Activity> Search the records below for the string "ReguCheck" and copy each line where it turns up.

[Stored entries]
┄┄┄┄┄┄┄┄┄┄
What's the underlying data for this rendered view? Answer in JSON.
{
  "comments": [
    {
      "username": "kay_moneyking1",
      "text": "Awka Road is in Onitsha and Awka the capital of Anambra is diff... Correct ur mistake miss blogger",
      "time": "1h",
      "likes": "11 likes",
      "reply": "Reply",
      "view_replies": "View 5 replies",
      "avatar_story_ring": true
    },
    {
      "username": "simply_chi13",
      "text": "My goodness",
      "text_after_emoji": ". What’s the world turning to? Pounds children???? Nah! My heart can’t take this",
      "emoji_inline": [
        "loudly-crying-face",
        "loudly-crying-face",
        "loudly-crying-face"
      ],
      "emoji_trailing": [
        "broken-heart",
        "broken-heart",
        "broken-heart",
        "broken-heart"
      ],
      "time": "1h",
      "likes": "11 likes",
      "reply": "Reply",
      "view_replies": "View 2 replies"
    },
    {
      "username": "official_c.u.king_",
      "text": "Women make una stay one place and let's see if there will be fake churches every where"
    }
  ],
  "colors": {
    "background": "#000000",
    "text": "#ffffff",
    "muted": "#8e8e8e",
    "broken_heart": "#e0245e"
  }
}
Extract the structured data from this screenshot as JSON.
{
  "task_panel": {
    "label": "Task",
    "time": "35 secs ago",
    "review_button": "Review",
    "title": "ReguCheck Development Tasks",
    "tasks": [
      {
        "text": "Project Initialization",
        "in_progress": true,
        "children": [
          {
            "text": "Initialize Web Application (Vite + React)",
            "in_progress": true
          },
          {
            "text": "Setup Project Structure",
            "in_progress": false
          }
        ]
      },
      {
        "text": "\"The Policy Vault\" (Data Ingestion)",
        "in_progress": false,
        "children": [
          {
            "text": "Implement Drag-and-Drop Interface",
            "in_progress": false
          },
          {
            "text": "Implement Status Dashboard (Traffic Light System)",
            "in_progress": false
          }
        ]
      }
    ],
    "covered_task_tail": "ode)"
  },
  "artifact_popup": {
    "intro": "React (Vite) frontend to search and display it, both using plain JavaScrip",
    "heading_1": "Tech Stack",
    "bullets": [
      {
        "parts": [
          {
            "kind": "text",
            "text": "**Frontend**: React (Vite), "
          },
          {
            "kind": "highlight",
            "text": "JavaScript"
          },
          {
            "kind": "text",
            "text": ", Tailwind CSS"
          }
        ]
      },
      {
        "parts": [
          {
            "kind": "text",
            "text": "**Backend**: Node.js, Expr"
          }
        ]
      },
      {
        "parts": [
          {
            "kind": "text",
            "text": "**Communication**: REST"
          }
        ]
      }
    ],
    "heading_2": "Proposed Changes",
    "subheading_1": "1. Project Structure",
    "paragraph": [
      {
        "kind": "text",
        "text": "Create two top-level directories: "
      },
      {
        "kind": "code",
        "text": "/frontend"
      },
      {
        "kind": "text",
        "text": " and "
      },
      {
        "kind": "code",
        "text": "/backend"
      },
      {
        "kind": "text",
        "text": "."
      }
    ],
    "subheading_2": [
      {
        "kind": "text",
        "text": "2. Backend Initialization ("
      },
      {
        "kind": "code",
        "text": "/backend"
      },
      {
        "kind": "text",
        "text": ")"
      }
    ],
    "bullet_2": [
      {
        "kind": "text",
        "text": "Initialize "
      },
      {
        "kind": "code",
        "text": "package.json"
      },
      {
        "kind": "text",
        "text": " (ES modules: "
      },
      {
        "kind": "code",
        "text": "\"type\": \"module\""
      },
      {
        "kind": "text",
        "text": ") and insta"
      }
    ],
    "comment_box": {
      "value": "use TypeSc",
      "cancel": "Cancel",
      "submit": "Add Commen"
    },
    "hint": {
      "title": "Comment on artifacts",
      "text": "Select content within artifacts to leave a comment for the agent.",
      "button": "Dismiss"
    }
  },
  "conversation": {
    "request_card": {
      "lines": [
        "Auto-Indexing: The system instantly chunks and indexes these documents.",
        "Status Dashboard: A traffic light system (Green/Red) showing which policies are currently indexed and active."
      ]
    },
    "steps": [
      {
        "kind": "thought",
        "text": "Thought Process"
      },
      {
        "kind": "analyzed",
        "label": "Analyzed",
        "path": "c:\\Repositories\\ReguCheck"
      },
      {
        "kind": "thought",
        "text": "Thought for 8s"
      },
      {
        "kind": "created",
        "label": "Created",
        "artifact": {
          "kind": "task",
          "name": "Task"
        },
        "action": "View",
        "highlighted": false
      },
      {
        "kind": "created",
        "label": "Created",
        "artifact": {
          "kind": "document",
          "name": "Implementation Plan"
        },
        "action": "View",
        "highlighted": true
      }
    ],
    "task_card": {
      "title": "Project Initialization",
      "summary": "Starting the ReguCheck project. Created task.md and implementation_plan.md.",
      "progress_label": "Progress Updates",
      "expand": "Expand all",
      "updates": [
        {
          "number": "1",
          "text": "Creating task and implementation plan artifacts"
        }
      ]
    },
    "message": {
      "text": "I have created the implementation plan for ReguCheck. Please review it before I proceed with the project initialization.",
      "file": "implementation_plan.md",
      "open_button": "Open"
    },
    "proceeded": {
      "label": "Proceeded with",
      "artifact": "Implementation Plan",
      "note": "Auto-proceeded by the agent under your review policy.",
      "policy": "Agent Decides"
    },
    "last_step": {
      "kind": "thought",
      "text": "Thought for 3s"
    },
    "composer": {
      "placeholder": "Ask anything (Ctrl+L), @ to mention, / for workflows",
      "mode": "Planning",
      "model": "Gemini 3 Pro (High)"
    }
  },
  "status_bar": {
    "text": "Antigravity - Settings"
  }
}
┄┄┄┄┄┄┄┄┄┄
Problem solution>
    "title": "ReguCheck Development Tasks",
        "path": "c:\\Repositories\\ReguCheck"
      "summary": "Starting the ReguCheck project. Created task.md and implementation_plan.md.",
      "text": "I have created the implementation plan for ReguCheck. Please review it before I proceed with the project initialization.",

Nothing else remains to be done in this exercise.